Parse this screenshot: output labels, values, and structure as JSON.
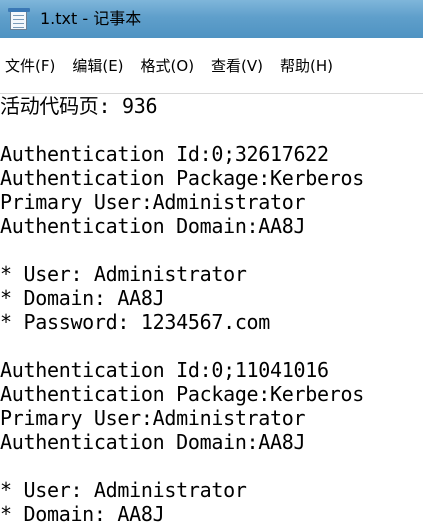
{
  "window": {
    "title": "1.txt - 记事本"
  },
  "menu": {
    "items": [
      {
        "label": "文件(F)"
      },
      {
        "label": "编辑(E)"
      },
      {
        "label": "格式(O)"
      },
      {
        "label": "查看(V)"
      },
      {
        "label": "帮助(H)"
      }
    ]
  },
  "editor": {
    "lines": [
      "活动代码页: 936",
      "",
      "Authentication Id:0;32617622",
      "Authentication Package:Kerberos",
      "Primary User:Administrator",
      "Authentication Domain:AA8J",
      "",
      "* User: Administrator",
      "* Domain: AA8J",
      "* Password: 1234567.com",
      "",
      "Authentication Id:0;11041016",
      "Authentication Package:Kerberos",
      "Primary User:Administrator",
      "Authentication Domain:AA8J",
      "",
      "* User: Administrator",
      "* Domain: AA8J"
    ]
  }
}
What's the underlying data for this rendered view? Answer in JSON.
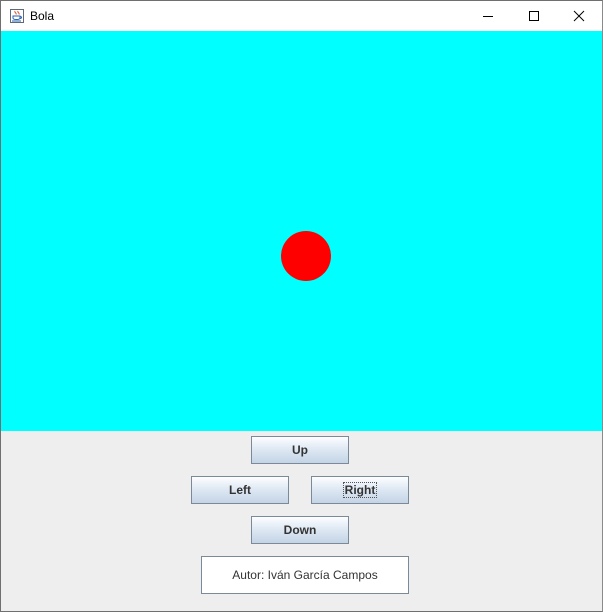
{
  "window": {
    "title": "Bola",
    "icon": "java-cup-icon",
    "controls": [
      "minimize-icon",
      "maximize-icon",
      "close-icon"
    ]
  },
  "canvas": {
    "background": "#00ffff",
    "ball_color": "#ff0000"
  },
  "buttons": {
    "up": "Up",
    "left": "Left",
    "right": "Right",
    "down": "Down"
  },
  "author": "Autor: Iván García Campos"
}
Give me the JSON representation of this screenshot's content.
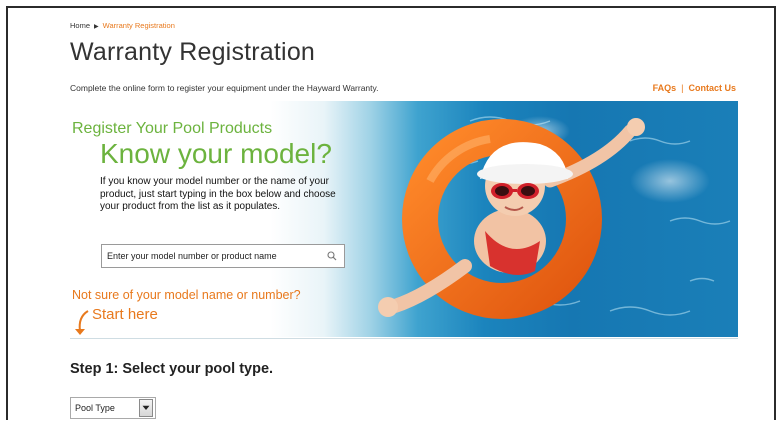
{
  "breadcrumb": {
    "home": "Home",
    "separator": "▶",
    "current": "Warranty Registration"
  },
  "page": {
    "title": "Warranty Registration",
    "subtitle": "Complete the online form to register your equipment under the Hayward Warranty."
  },
  "links": {
    "faqs": "FAQs",
    "divider": "|",
    "contact": "Contact Us"
  },
  "hero": {
    "heading": "Register Your Pool Products",
    "big": "Know your model?",
    "body": "If you know your model number or the name of your product, just start typing in the box below and choose your product from the list as it populates.",
    "not_sure": "Not sure of your model name or number?",
    "start_here": "Start here"
  },
  "search": {
    "placeholder": "Enter your model number or product name",
    "icon": "search-icon"
  },
  "step1": {
    "title": "Step 1: Select your pool type."
  },
  "pool_type": {
    "selected": "Pool Type",
    "icon": "chevron-down-icon"
  },
  "colors": {
    "accent": "#e8791d",
    "green": "#6cb33e",
    "water": "#1677b2"
  }
}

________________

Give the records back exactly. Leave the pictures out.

**EXERCISE ANSWER**
Parse this screenshot: output labels, values, and structure as JSON.
{
  "window": {
    "title": "1.txt - 记事本"
  },
  "menu": {
    "items": [
      {
        "label": "文件(F)"
      },
      {
        "label": "编辑(E)"
      },
      {
        "label": "格式(O)"
      },
      {
        "label": "查看(V)"
      },
      {
        "label": "帮助(H)"
      }
    ]
  },
  "editor": {
    "lines": [
      "活动代码页: 936",
      "",
      "Authentication Id:0;32617622",
      "Authentication Package:Kerberos",
      "Primary User:Administrator",
      "Authentication Domain:AA8J",
      "",
      "* User: Administrator",
      "* Domain: AA8J",
      "* Password: 1234567.com",
      "",
      "Authentication Id:0;11041016",
      "Authentication Package:Kerberos",
      "Primary User:Administrator",
      "Authentication Domain:AA8J",
      "",
      "* User: Administrator",
      "* Domain: AA8J"
    ]
  }
}
What's the underlying data for this rendered view? Answer in JSON.
{
  "window": {
    "title": "Bola",
    "icon": "java-cup-icon",
    "controls": [
      "minimize-icon",
      "maximize-icon",
      "close-icon"
    ]
  },
  "canvas": {
    "background": "#00ffff",
    "ball_color": "#ff0000"
  },
  "buttons": {
    "up": "Up",
    "left": "Left",
    "right": "Right",
    "down": "Down"
  },
  "author": "Autor: Iván García Campos"
}
Give me the JSON representation of this screenshot's content.
{
  "breadcrumb": {
    "home": "Home",
    "separator": "▶",
    "current": "Warranty Registration"
  },
  "page": {
    "title": "Warranty Registration",
    "subtitle": "Complete the online form to register your equipment under the Hayward Warranty."
  },
  "links": {
    "faqs": "FAQs",
    "divider": "|",
    "contact": "Contact Us"
  },
  "hero": {
    "heading": "Register Your Pool Products",
    "big": "Know your model?",
    "body": "If you know your model number or the name of your product, just start typing in the box below and choose your product from the list as it populates.",
    "not_sure": "Not sure of your model name or number?",
    "start_here": "Start here"
  },
  "search": {
    "placeholder": "Enter your model number or product name",
    "icon": "search-icon"
  },
  "step1": {
    "title": "Step 1: Select your pool type."
  },
  "pool_type": {
    "selected": "Pool Type",
    "icon": "chevron-down-icon"
  },
  "colors": {
    "accent": "#e8791d",
    "green": "#6cb33e",
    "water": "#1677b2"
  }
}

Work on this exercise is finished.